“Kitchen Ceilidh” refers to the tradition of Atlantic Canadians hosting mini-concerts in their kitchens. Written by Abigail Richardson-Schulte, the song brings together the ornamentation and melodies that are found in the Celtic music of the region filtered through a harmonic adventure into contemporary classical music.

“‘Kitchen Ceilidh’ was commissioned especially for this tour,” Sarah says. “We were speaking with Abigail, telling her of our impending tour of Atlantic Canada and having studied the fiddle as well as watching Natalie McMaster play. Abigail came up with this wonderful piece of music that fuses classical writing with the fiddle.”

Selecting the right music to suit the show is a crucial part of every Cecilia String Quartet performance. Sarah says that the group often has to take into consideration who they will be playing for and change their selections accordingly.

“It is absolutely necessary to have more than one program ready to go,” she says. “We always try to go for a collection of music that is well rounded and nice, that has some contrast but ultimately shows what is great about a string quartet.

“Our program starts with Haydn who is known as the father of the string quartet. We are performing ‘String Quartet Opus 20, No. 4 in D Major,’ which I feel is one of the best pieces that he ever wrote. In addition to a selection by Webern and the ‘Kitchen Ceilidh’, we close our performance with a selection from Mendelssohn.

“Because of A Midsummer Night’s Dream, I believe that a lot of people have the impression that Mendelssohn’s work is light and airy. The piece that we will be performing this Friday night, ‘String Quartet Op. 44, No. 2 in E Minor,’ is very dramatic. It is a dark and stormy piece and a great way to end the program.”

Article published in the October 17, 2013 edition of the Times & Transcript
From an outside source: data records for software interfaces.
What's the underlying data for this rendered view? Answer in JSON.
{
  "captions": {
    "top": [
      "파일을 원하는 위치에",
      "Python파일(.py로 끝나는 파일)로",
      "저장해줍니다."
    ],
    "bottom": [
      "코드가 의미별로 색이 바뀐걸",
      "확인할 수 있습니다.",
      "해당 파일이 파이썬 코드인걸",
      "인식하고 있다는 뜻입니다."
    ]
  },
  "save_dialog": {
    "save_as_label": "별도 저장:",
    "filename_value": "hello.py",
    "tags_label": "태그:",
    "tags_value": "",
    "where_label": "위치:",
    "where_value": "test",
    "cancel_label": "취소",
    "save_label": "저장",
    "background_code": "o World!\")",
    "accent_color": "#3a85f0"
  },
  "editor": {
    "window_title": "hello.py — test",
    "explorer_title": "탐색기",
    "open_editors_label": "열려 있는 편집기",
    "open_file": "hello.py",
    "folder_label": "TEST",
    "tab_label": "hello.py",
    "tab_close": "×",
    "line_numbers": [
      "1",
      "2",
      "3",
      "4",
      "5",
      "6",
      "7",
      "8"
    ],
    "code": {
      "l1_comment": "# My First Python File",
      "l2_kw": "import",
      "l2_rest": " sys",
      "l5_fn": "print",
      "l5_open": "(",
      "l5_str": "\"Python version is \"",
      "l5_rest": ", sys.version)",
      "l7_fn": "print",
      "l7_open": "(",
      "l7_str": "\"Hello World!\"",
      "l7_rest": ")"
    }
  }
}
What: Moncton Community Concert Association presents Cecilia String Quartet
When: Friday, Oct. 18, 7:30 p.m.
Where: First Church of the Nazarene, 
 21 Fieldcrest Dr., Moncton
Tickets: $18 for adults, $5 for students. Tickets may be reserved by calling 852-4491 or by emailing trysummer@rogers.com